In 2005 Nicolaescu declared in an interview that he was not happy with his decision of going into politics. He felt that the politics took too much from his precious time and because of that he was not able to do as many films as before the Revolution.

Personal life[edit]

Sports and personal life[edit]

Sergiu Nicolaescu said that as a young boy, he practiced many sports like athletics, equestrianism, boxing, shooting and rugby. According to the public information available, Nicolaescu was a very active person and he had a very disciplined lifestyle. Every day, even he was 80 years old, he spent at least 1 hour doing physical activity (gimnastics, etc.).

Although he was never a very passionate football fan, Nicolaescu stated in a 2011 interview for the Romanian daily sports newspaper Gazeta Sporturilor that the Bucharest team F.C. Steaua was the most dearest to him throughout time, even though he played rugby at Dinamo.[11] He explained this by saying that he liked the former Steaua legends Hagi, Bölöni and Petrescu more than Dinamo's player. Nicolaescu declared in the same interview that he also liked Ripensia and "U" Craiova in their glory days, but not as much as Steaua.

Sergiu Nicolaescu was married three times. He did not have children and this was his main regret. Nevertheless he accepted the point that his films are his babies and thanks to his movies he will be eternal.

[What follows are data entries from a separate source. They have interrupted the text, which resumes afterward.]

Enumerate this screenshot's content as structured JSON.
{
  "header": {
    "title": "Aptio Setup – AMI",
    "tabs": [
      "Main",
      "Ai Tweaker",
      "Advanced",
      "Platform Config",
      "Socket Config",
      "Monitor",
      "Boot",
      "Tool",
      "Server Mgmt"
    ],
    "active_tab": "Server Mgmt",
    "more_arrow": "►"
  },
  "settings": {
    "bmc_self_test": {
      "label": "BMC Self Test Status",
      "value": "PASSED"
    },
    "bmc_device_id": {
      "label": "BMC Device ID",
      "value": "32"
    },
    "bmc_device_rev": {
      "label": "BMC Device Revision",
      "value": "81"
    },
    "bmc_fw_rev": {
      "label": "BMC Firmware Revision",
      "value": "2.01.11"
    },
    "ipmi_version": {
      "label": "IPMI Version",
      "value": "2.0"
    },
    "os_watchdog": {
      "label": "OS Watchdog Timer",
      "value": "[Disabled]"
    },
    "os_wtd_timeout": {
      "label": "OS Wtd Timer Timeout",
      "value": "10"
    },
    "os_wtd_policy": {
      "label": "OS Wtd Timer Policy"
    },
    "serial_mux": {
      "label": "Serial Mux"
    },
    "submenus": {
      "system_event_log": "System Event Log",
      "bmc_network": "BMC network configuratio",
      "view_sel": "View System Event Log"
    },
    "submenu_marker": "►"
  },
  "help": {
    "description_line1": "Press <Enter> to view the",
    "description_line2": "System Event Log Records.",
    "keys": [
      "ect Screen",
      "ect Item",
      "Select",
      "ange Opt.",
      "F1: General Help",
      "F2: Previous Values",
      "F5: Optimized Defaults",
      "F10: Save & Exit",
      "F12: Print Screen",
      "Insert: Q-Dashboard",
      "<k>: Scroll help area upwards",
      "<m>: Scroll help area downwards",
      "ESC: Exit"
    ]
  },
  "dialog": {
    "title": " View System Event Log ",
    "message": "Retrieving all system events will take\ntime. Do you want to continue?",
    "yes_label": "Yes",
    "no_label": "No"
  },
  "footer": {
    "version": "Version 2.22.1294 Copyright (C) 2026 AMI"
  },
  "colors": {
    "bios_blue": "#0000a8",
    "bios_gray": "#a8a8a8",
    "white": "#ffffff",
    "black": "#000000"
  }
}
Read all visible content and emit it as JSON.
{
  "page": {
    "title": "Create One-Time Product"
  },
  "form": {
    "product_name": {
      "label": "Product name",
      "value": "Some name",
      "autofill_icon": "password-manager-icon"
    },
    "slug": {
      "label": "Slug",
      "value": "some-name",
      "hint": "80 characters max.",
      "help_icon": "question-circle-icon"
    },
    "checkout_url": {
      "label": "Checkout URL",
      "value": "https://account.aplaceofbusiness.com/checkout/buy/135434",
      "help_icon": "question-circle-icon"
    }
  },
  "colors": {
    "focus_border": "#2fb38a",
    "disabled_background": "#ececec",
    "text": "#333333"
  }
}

Failing health and death[edit]

Sergiu Nicolaescu had been diagnosed since 2000 with diverticulitis, a benign and chronic digestive condition that was acting up every couple of years. In January 2008 he twice suffered a brain surgery because of an accident. At that time, he was 78 years old. The doctors did not give him any change of success because at the time of first brain operation he was completely paralyzed. He had to learn again to walk, speak and write and he successfully managed to do it after 3 months of intense gymnastics and brain exercises. Nevertheless after this brain surgeries he said he changed dramatically: he started feeling his age and he started changing his behaviour (more impatient and nervous). In his last years the health problems made his life difficult. Yet he continued directing, acting and planning new films. He maintained intact his huge passion for filmmaking until the end of his life and, according to film specialists, such amount of passion was unique for somebody at his age.

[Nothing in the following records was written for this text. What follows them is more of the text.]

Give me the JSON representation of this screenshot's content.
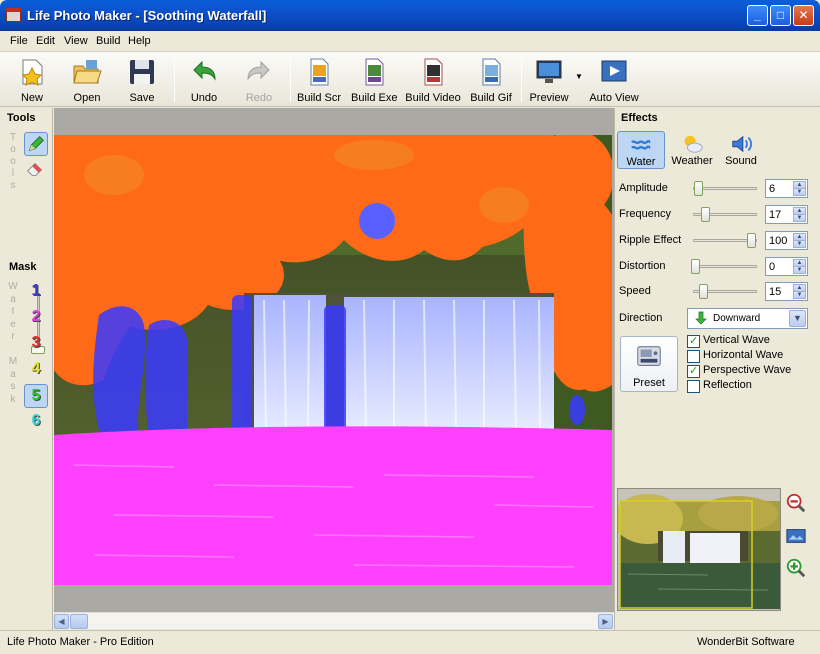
{
  "window": {
    "title": "Life Photo Maker - [Soothing Waterfall]",
    "minimize": "_",
    "maximize": "□",
    "close": "✕"
  },
  "menu": [
    "File",
    "Edit",
    "View",
    "Build",
    "Help"
  ],
  "toolbar": {
    "new": "New",
    "open": "Open",
    "save": "Save",
    "undo": "Undo",
    "redo": "Redo",
    "build_scr": "Build Scr",
    "build_exe": "Build Exe",
    "build_video": "Build Video",
    "build_gif": "Build Gif",
    "preview": "Preview",
    "auto_view": "Auto View"
  },
  "tools": {
    "title": "Tools",
    "vertical": "Tools",
    "mask_title": "Mask",
    "mask_vertical": "Water Mask",
    "mask_numbers": [
      "1",
      "2",
      "3",
      "4",
      "5",
      "6"
    ],
    "mask_colors": [
      "#3a3ad8",
      "#e040e0",
      "#e03030",
      "#e0e030",
      "#30c830",
      "#30d8d8"
    ],
    "selected_mask": "5"
  },
  "effects": {
    "title": "Effects",
    "tabs": [
      "Water",
      "Weather",
      "Sound"
    ],
    "active_tab": "Water",
    "params": [
      {
        "label": "Amplitude",
        "value": "6",
        "fraction": 0.06
      },
      {
        "label": "Frequency",
        "value": "17",
        "fraction": 0.17
      },
      {
        "label": "Ripple Effect",
        "value": "100",
        "fraction": 1.0
      },
      {
        "label": "Distortion",
        "value": "0",
        "fraction": 0.0
      },
      {
        "label": "Speed",
        "value": "15",
        "fraction": 0.15
      }
    ],
    "direction_label": "Direction",
    "direction_value": "Downward",
    "preset_label": "Preset",
    "checkboxes": [
      {
        "label": "Vertical Wave",
        "checked": true
      },
      {
        "label": "Horizontal Wave",
        "checked": false
      },
      {
        "label": "Perspective Wave",
        "checked": true
      },
      {
        "label": "Reflection",
        "checked": false
      }
    ]
  },
  "status": {
    "left": "Life Photo Maker - Pro Edition",
    "right": "WonderBit Software"
  }
}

On 26 December 2012 he was admitted with atrial fibrillation and a traumatised thorax with pulmonary contusion at the Elias Hospital in Bucharest, he was complaining of pain in the lower abdomen and loss of appetite. After the clinical examination, the doctors concluded that he was suffering from an acute episode of diverticulitis, and he received treatment for this conditions. During the treatment, Nicolaescu's condition improved, but the intestinal transit was not functional and the blood work was still unsatisfactory. The doctors opted for an exploratory laparoscopy, which led to the discovery of an acute perforated appendicitis complicated with peritonitis. After undergoing surgery, Nicolaescu developed respiratory complications, leading to acute respiratory failure within 48 hours. He entered into cardiac arrest on 3 January 2013, and could not be resuscitated by the hospital staff. He was pronounced dead at 8:20 AM GMT+2.[12] His body was cremated on 5 January 2013, according to his wishes.

Feature films[edit]

References[edit]

External links[edit]